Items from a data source
━━━━━━━━━━━━━━━━
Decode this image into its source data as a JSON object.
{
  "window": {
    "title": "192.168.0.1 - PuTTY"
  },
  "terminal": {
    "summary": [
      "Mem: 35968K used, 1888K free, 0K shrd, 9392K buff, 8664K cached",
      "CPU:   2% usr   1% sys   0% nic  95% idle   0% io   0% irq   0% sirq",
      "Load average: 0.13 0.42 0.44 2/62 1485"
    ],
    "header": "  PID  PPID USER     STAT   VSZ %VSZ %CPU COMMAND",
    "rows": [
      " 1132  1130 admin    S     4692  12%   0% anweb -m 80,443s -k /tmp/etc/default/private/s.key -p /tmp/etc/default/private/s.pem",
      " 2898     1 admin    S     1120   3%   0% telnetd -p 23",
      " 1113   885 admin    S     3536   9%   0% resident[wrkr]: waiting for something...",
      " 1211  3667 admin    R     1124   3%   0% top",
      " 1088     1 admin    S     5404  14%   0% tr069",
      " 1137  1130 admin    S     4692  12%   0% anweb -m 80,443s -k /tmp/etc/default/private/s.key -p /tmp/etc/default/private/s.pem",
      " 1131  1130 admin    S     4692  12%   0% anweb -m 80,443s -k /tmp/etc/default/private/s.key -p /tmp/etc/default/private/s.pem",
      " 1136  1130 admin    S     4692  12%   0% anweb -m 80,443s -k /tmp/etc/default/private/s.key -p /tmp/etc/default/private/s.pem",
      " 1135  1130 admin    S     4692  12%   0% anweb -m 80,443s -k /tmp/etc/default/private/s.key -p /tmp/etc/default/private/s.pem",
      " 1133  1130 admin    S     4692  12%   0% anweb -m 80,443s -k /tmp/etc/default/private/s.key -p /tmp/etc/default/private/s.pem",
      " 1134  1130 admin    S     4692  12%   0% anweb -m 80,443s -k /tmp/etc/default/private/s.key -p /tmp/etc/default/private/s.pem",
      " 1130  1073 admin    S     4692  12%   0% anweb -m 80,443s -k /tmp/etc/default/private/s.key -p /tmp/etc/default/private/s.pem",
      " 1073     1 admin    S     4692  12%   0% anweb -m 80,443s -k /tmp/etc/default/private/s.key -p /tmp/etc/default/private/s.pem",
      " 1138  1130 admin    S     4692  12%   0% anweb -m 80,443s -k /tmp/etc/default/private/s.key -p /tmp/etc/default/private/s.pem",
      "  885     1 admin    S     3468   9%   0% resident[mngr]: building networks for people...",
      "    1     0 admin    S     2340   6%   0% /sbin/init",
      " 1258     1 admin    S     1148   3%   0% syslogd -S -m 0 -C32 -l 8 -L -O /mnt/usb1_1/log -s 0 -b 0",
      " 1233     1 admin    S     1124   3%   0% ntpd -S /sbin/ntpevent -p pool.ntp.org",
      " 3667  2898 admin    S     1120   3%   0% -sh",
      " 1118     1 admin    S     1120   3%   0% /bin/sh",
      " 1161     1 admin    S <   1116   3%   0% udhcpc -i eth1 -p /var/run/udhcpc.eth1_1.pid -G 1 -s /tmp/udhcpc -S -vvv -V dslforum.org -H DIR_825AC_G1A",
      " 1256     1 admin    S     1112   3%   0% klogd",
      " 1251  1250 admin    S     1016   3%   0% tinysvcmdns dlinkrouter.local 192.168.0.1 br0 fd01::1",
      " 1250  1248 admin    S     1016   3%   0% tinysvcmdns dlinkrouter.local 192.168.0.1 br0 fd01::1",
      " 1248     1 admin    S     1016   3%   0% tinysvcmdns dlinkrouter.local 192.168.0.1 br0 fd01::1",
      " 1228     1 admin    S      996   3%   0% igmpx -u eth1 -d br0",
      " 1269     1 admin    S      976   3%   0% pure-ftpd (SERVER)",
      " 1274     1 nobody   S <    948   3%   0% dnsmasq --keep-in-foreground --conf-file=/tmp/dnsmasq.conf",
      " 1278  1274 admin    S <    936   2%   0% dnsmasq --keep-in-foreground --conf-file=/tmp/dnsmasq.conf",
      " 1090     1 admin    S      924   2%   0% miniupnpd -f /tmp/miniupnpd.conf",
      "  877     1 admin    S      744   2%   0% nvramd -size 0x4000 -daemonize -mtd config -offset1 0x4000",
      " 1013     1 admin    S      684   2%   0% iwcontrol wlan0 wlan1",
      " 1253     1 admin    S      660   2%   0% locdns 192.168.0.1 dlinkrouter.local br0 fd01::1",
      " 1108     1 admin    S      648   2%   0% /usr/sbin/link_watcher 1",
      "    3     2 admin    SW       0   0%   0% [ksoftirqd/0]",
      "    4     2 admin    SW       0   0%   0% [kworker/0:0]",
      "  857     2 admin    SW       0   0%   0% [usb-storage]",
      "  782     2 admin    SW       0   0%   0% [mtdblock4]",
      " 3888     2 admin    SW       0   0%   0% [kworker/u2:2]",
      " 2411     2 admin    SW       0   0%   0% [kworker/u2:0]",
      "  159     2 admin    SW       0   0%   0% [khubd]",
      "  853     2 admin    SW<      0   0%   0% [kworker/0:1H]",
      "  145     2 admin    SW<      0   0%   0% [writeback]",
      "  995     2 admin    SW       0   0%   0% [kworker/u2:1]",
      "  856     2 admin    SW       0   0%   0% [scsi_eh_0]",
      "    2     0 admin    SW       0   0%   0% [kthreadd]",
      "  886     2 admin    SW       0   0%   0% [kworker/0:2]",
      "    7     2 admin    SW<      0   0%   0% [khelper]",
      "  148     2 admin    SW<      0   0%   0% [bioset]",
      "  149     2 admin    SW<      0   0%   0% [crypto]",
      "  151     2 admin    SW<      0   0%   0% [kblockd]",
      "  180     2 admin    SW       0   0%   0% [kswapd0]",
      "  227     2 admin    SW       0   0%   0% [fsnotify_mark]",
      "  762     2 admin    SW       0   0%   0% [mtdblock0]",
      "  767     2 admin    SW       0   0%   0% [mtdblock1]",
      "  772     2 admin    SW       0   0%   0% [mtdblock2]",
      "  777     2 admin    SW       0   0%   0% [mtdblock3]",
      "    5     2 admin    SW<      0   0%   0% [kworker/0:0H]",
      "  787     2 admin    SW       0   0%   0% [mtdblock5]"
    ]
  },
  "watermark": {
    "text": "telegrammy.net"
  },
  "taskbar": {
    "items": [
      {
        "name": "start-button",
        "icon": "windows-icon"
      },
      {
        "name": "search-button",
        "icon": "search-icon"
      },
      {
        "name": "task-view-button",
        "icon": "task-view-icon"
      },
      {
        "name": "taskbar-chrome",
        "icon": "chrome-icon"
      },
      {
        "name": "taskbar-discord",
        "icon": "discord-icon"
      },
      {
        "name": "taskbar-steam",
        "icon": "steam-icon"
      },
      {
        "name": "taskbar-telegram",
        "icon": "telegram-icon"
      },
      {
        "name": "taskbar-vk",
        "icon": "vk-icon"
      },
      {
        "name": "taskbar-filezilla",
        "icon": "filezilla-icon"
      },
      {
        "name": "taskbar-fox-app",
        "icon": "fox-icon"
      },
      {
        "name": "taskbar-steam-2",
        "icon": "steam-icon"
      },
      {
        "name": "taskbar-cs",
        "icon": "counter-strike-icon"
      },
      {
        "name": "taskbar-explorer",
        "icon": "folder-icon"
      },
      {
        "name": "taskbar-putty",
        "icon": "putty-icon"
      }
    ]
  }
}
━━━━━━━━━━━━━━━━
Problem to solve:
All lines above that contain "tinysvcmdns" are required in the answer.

Final answer:
      " 1251  1250 admin    S     1016   3%   0% tinysvcmdns dlinkrouter.local 192.168.0.1 br0 fd01::1",
      " 1250  1248 admin    S     1016   3%   0% tinysvcmdns dlinkrouter.local 192.168.0.1 br0 fd01::1",
      " 1248     1 admin    S     1016   3%   0% tinysvcmdns dlinkrouter.local 192.168.0.1 br0 fd01::1",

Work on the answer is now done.